(Disclaimer: I’ve used Google engineer Matt Cutts personal blog in my examples, doing so ensures I avoid outing anyone or calling attention to someone else’s marketing strategy)
As you work, try to place your links on pages which are topically or geographically similar to your own. Doing so helps drive targeted traffic and reinforce the relevancy (or credibility) aspect of link popularity. If you sell diamond engagement rings you’ll benefit more from placing links on pages related to weddings and brides over pages selling data recovery services. To reinforce this point, here’s a quote from Bing’s Webmaster Blog:
when seeking an endorsement with an external, inbound link, the theme of the site you want to link to yours should be relevant to your site’s theme
Anchor text, or the clickable part of the link you see, is a query ranking indicator and one of the most powerful components of link popularity. When you drop links on relevant pages and point them to your site, use a keyword phrase the page has been optimized for as your anchor text. By doing so, you’re telling both visitors and search bots what they can expect and what the upcoming page is about. Here’s what both Bing and Google specifically say about anchor text:
Bing: …”anchor text helps define the theme of a linked page…”
Google: …” In addition, anchor text influences the queries your site ranks for in the search results…”
I think the Google quote says it all. Your keyword anchors help influence how you rank for a particular phrase. If a lot of sites are hosting your keyword rich links and the engine can determine those links were not injected to manipulate the search results, your target page is on it’s way to ranking well.
Let’s take a look at these two points in action.
Here’s a screen shot of the page on MattCutts.com I’m using as my example. The blog post is about taking a digital cleanse or getting off Twitter for a week, the phrase “digital cleanse” is our keyword phrase. (Keep in mind Matt didn’t write the post to pimp the words “digital cleanse” but the example fits what we’re talking about.)
Notice the term “digital cleanse” in the Title, in the post heading, as a hyperlink and in the content. This is solid SEO optimization and what the text link anchors into. This on-page reinforcement of our anchor text term gives us far more SEO weight than a “click here” type anchor.
Let’s take a look at the other point being made here and that’s the relevancy factor. Again, links sitting on any ol’ page will pass link popularity to some degree, but links on topically relevant pages pass more. Here’s an example of a topically relevant page hosting our keyword rich “digital cleanse” anchor:
The host site (Computer Weekly) is topically relevant and points to a page optimized for our term (“digital cleanse”) which makes this a great link to have. (If he was trying.) Search on the term “digital cleanse” and you’ll see our MattCutts page ranked #1 on Google and #5 on Bing. Granted, it’s not a competitive term but again, it does a great job as our example.
But dropping keyword anchors is hard
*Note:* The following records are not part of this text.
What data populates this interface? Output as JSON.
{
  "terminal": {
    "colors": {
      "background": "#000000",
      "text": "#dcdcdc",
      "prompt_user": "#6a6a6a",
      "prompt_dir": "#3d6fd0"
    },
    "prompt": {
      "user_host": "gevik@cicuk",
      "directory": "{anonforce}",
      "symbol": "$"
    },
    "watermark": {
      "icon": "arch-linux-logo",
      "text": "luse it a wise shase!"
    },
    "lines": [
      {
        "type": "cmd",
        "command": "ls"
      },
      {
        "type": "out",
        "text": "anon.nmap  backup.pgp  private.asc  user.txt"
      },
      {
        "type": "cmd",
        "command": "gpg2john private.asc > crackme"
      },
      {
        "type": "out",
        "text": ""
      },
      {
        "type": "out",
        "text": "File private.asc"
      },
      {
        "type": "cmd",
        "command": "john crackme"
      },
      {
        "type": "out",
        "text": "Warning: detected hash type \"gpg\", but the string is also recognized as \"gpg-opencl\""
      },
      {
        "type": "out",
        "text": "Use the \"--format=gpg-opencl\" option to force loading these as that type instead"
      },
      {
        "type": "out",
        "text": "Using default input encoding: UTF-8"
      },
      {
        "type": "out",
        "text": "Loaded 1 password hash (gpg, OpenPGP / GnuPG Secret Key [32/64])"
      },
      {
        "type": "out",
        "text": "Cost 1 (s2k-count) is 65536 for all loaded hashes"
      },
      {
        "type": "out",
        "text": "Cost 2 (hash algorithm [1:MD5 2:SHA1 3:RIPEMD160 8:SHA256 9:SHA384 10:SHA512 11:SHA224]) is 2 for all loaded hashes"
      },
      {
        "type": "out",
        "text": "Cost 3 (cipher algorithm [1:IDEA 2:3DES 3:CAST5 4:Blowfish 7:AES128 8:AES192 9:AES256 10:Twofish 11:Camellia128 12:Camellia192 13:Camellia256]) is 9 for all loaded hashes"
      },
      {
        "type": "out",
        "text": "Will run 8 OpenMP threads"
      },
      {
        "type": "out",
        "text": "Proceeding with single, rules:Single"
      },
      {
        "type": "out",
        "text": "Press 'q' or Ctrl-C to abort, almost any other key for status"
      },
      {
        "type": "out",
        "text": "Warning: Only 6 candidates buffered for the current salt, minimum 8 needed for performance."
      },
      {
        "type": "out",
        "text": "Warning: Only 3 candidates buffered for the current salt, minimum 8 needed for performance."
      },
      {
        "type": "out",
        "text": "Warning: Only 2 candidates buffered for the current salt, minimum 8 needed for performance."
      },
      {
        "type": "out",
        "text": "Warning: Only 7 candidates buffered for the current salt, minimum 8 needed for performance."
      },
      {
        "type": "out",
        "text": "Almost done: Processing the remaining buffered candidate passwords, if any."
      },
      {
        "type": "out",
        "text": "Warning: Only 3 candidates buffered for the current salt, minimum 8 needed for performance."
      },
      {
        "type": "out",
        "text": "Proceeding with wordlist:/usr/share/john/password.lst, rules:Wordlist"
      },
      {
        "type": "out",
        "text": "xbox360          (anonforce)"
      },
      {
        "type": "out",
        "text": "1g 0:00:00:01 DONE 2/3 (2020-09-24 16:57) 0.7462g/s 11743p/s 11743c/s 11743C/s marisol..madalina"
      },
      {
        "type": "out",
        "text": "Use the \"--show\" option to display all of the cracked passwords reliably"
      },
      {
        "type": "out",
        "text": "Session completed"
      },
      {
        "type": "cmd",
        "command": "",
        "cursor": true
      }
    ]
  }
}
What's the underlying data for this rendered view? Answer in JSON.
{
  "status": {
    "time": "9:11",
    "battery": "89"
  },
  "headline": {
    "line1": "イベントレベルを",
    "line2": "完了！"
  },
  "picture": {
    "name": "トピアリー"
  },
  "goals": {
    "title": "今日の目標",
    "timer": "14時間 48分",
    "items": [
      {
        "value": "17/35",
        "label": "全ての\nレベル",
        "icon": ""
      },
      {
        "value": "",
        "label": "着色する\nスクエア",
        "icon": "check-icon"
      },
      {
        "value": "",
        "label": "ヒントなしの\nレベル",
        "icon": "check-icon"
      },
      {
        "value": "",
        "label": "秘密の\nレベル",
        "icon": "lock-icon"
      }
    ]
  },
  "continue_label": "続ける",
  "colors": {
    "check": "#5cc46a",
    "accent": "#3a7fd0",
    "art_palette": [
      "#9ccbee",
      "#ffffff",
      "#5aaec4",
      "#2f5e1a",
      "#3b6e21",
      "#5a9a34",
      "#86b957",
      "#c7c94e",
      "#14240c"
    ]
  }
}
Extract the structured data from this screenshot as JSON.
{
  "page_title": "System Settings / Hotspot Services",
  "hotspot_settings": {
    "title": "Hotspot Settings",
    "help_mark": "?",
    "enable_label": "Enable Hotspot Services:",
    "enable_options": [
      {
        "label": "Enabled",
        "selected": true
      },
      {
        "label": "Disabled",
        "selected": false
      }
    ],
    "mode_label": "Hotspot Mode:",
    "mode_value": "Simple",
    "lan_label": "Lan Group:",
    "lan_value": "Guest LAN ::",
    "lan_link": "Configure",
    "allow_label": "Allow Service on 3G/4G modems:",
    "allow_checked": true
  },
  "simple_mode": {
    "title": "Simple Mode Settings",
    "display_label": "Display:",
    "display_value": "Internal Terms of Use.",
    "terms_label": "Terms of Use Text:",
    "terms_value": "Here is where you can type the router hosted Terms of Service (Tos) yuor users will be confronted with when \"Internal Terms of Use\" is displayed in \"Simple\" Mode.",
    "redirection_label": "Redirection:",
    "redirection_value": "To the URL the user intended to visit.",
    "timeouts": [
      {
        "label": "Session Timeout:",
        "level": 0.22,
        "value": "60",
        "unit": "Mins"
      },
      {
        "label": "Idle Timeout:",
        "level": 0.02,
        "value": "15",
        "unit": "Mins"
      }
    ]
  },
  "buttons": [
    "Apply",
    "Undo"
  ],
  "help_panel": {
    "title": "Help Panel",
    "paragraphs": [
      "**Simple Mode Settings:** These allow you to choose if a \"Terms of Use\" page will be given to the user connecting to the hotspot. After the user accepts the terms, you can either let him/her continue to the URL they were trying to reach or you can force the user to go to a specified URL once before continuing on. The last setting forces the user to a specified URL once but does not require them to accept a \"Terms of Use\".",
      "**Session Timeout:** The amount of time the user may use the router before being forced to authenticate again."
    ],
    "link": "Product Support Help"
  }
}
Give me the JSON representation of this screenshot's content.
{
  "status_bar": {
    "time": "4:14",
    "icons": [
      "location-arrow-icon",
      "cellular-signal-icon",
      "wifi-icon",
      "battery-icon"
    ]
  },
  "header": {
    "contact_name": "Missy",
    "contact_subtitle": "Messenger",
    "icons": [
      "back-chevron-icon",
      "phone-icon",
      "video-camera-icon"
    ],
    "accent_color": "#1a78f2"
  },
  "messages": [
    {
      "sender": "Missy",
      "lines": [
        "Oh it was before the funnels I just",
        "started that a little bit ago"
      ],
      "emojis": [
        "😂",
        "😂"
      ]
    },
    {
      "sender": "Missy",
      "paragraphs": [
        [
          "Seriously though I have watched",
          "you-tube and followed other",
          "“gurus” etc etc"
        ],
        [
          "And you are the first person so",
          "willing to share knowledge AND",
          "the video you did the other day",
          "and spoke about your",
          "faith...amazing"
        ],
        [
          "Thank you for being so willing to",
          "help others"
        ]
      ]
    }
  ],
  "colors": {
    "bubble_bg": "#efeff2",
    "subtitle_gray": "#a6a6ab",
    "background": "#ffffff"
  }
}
It is hard in some cases, but it’s also why they have the influence they do. This is where the push to get “quality” links comes into play, getting keyword rich text links on topically relevant pages is easier said than done. But it’s possible with good content, smart promotions and a solid media presence. It can also be done with an exact match domain if you’re lucky enough to have one. But even exact match domains need what I outlined to be successful long-term. Not all of your links will be as relevant as our example, but work to get as many as you can. Make your SEO links work hard and smart and you’ll see the benefits in better rankings.
One last thing
Rick DeJarnette from Bing has written three very good link building articles on the Bing Webmaster Blog:
Links: the good, the bad, and the ugly—Part 1 (SEM 101)
Links: the good, the bad, and the ugly—Part 2 (SEM 101
Link building for smart webmasters (no dummies here) (SEM 101)
While nothing he writes is earth-shattering new, they are excellent refresher pieces on what a webmaster can do to rank well. Don’t skip the comments especially on the last article, some of what’s shared is very enlightening.
Opinions expressed in this article are those of the guest author and not necessarily Search Engine Land. Staff authors are listed here.